** Opening Listed entries block **

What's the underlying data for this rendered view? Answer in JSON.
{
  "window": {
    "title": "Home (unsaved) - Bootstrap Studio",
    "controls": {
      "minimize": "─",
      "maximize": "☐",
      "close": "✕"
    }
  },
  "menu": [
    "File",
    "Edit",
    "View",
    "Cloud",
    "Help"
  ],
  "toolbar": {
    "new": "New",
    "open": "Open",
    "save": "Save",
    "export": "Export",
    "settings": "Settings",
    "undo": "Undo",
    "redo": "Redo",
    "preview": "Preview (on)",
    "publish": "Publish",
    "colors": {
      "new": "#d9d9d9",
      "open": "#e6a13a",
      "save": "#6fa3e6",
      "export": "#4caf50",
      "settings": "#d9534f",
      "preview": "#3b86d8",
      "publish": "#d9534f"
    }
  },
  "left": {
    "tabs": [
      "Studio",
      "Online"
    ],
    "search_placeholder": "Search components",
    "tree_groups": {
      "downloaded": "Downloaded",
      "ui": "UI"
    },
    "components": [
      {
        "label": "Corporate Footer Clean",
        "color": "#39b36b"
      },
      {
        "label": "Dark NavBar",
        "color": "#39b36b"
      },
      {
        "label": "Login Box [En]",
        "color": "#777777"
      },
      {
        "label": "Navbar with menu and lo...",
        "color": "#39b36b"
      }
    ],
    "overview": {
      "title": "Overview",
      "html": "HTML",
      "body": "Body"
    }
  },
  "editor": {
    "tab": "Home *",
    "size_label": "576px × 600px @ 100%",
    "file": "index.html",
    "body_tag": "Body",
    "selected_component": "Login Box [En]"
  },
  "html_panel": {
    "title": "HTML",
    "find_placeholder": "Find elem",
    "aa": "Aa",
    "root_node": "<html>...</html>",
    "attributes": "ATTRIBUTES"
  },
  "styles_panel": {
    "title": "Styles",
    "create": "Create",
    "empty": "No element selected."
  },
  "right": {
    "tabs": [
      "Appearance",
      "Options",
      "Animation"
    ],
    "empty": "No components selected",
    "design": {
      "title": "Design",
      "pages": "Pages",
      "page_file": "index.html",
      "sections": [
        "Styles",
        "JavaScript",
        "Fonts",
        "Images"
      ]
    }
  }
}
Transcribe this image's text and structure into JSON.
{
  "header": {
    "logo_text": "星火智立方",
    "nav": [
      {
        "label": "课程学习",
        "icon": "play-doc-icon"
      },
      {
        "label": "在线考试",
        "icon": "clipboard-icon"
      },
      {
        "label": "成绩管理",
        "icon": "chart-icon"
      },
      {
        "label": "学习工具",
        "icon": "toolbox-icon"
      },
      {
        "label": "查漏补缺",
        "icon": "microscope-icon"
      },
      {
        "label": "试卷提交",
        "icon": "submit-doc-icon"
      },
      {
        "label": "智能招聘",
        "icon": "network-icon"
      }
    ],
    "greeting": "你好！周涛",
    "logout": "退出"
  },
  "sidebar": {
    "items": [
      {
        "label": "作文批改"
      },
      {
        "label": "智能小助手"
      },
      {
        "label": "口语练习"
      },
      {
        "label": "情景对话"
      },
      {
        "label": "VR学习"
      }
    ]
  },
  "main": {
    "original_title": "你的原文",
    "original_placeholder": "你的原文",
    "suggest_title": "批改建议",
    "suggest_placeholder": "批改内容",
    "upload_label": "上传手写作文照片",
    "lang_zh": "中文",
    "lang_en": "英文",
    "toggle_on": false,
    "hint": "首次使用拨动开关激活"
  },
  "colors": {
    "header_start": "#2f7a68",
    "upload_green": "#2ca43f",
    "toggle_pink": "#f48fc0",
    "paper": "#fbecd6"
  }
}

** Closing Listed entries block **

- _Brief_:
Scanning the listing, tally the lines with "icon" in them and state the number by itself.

- _Answer to this problem_:
7